From the outside looking in, the assumption is that doctors have it made. People think that since doctors make significantly larger salaries than the average person, they’re set for life. But truth be told, many physicians make mistakes with their money that hold them back from being successful. The good news is that you don’t have to.
5 Smart Personal Finance Tips and Habits for MDs
As a doctor, you make several times the average salary for a working professional. The question is, does your net worth and financial security reflect this healthy income? Here are a few tips to ensure it does:
Establish a Budget
The notion of a doctor on a budget might sound constricting, but it’s the exact opposite. In reality, being on a budget is freeing. It gives you a clear snapshot of your income and expenses so that you understand how much you have to spend, save, and invest each month. A budget helps you set aside the proper amount for saving and investing, which subsequently frees you up to enjoy more of your money.
Let’s say, for example, that you bring home $20,000 per month after taxes. With an itemized budget, you may discover that you can reasonably spend another $2,000 per month on discretionary expenses, or that you have room to trade in your car and get this year’s model. You might even find that you have a few hundred bucks that you can give to a local charity or use to support a friend in need. Clarity provides freedom!
Create an Emergency Fund
It’s common for doctors and physicians to fall into the trap of assuming they can cash flow everything with a high income. But your high salary doesn’t excuse you from the need to have cash on hand. More specifically, you need an emergency fund.
As a doctor with a good income and a fairly stable career, you might only need three or four months of cash set aside. But if you want to be extra conservative, six to nine months is a good mark to strive for.
Use Debt Strategically
There are people who will tell you that all debt is bad. Then there are other people who will encourage you to be free and easy with debt, using other people’s money to pay for everything from fancy dinners to lake houses. And as with most polarizing issues in life, the truth lies somewhere in the middle.

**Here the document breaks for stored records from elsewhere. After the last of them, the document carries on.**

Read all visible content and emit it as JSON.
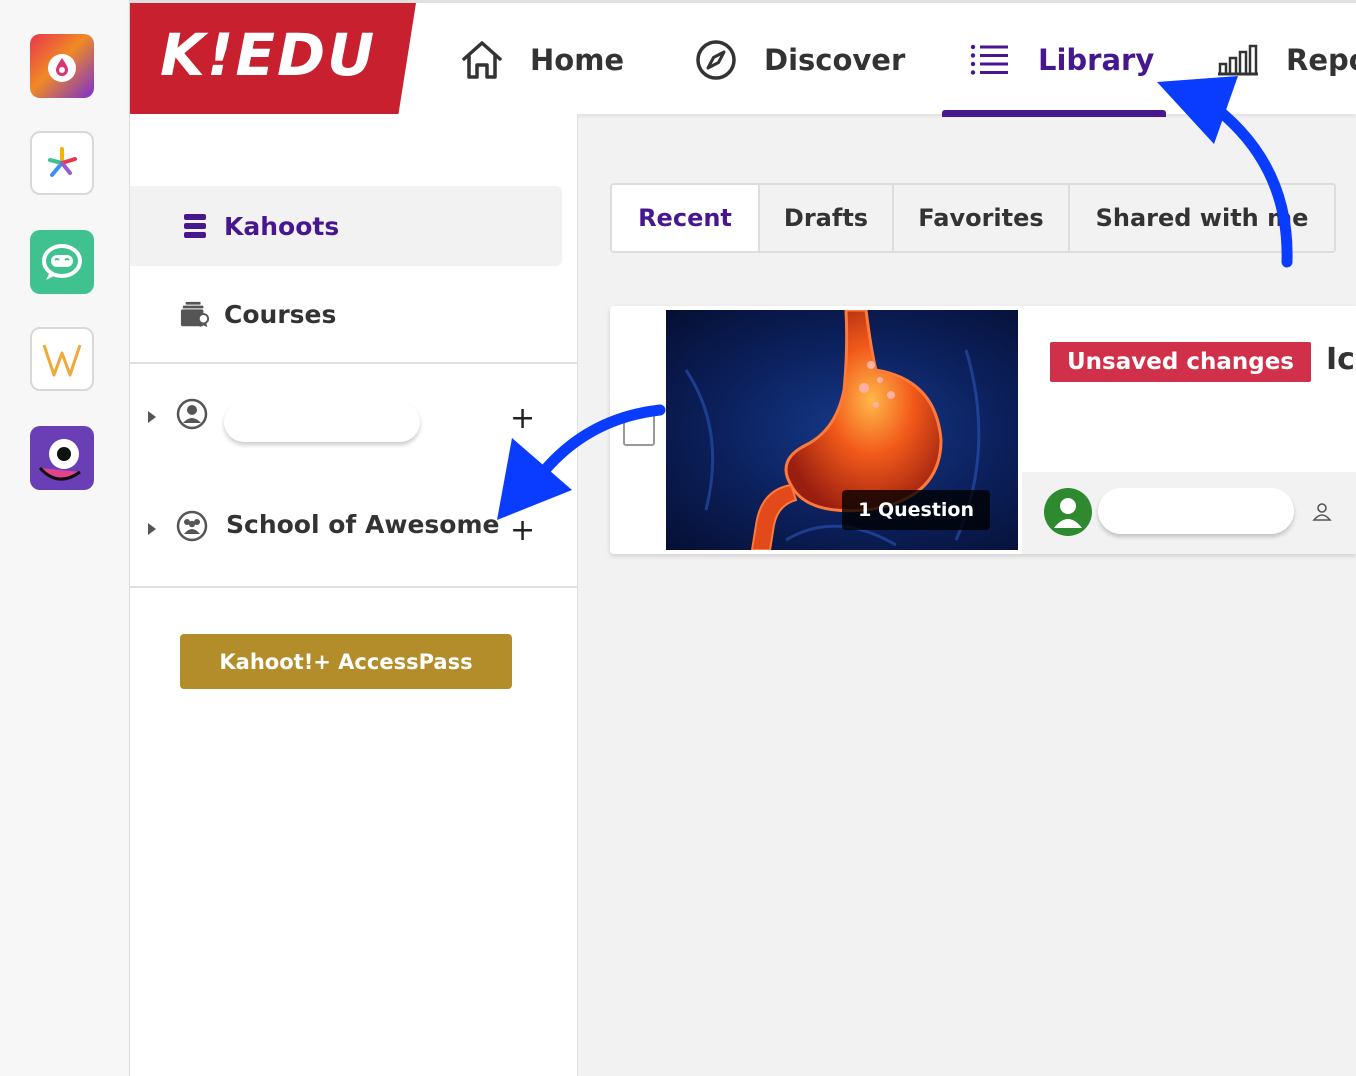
{
  "brand": {
    "logo_text": "K!EDU",
    "color": "#c8202f"
  },
  "nav": {
    "home_label": "Home",
    "discover_label": "Discover",
    "library_label": "Library",
    "reports_label": "Repo",
    "active": "Library",
    "accent_color": "#46178f"
  },
  "rail": {
    "apps": [
      {
        "icon": "drop-app-icon"
      },
      {
        "icon": "pinwheel-app-icon"
      },
      {
        "icon": "chat-bot-app-icon"
      },
      {
        "icon": "w-letter-app-icon"
      },
      {
        "icon": "one-eyed-monster-app-icon"
      }
    ]
  },
  "sidebar": {
    "kahoots_label": "Kahoots",
    "courses_label": "Courses",
    "folders": [
      {
        "name": "",
        "icon": "user-circle-icon",
        "add_icon": "+"
      },
      {
        "name": "School of Awesome",
        "icon": "group-icon",
        "add_icon": "+"
      }
    ],
    "accesspass_label": "Kahoot!+ AccessPass",
    "accesspass_color": "#b38d2a"
  },
  "tabs": {
    "items": [
      "Recent",
      "Drafts",
      "Favorites",
      "Shared with me"
    ],
    "active": "Recent"
  },
  "card": {
    "question_count": "1 Question",
    "status_badge": "Unsaved changes",
    "status_color": "#d0304a",
    "title": "Ic",
    "owner_name": "",
    "thumbnail": "stomach-illustration"
  },
  "annotations": {
    "arrow_color": "#0a3cff",
    "arrows": [
      "arrow-to-library",
      "arrow-to-school-folder"
    ]
  }
}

Debt is not evil and it’s not your savior. As a doctor, learning how to use physician loans to refinance student loan debt, buy a house, or finance your practice can prove to be extremely helpful. On the other hand, you should probably stay away from credit card debt and excessive auto loans.
Moderate Lifestyle Inflation
As a doctor, you’ll likely see your income rise significantly over your career. And while it’s certainly okay to increase your lifestyle along with your growing income, there has to be some moderation. One common practice is something financial experts call the “10 Percent Rule.”
“In a nutshell, take 10 percent of that increase in take home pay, and spend it on whatever your heart desires,” The Physician Philosopher advises. “In other words, if your take home pay goes up $10,000 – then take $1,000 and spend it on whatever your heart desires each month. This is your allowed lifestyle inflation after training.”
The other 90 percent goes to paying down debt, saving, investing, and generosity. If you follow this approach, you’ll start seeing zeros added to your net worth in no time.
Work With a Financial Advisor
According to a study of physicians, just 10 percent of doctors who are planning to retire consider themselves “ahead of schedule” in their financial plans. Part of this has to do with the fact that most physicians are trying to plan for retirement on their own.
If you want to move toward retirement with purpose, you need to work with a qualified financial advisor who can help you formulate a strategic plan for saving, investing, and creating income in your retirement years. (If you have an exceptionally high net worth, you may even consider working with two advisors and splitting your assets among them.)
Put Your High Salary to Work
It doesn’t matter how much money you make – if you don’t master the psychology of money, it’ll fade as quickly as it came. By understanding and implementing these personal finance tips and strategies, you can finally leverage your high salary to build genuine wealth. It might take a couple of years of sacrifice, but you’ll be better for it in the end.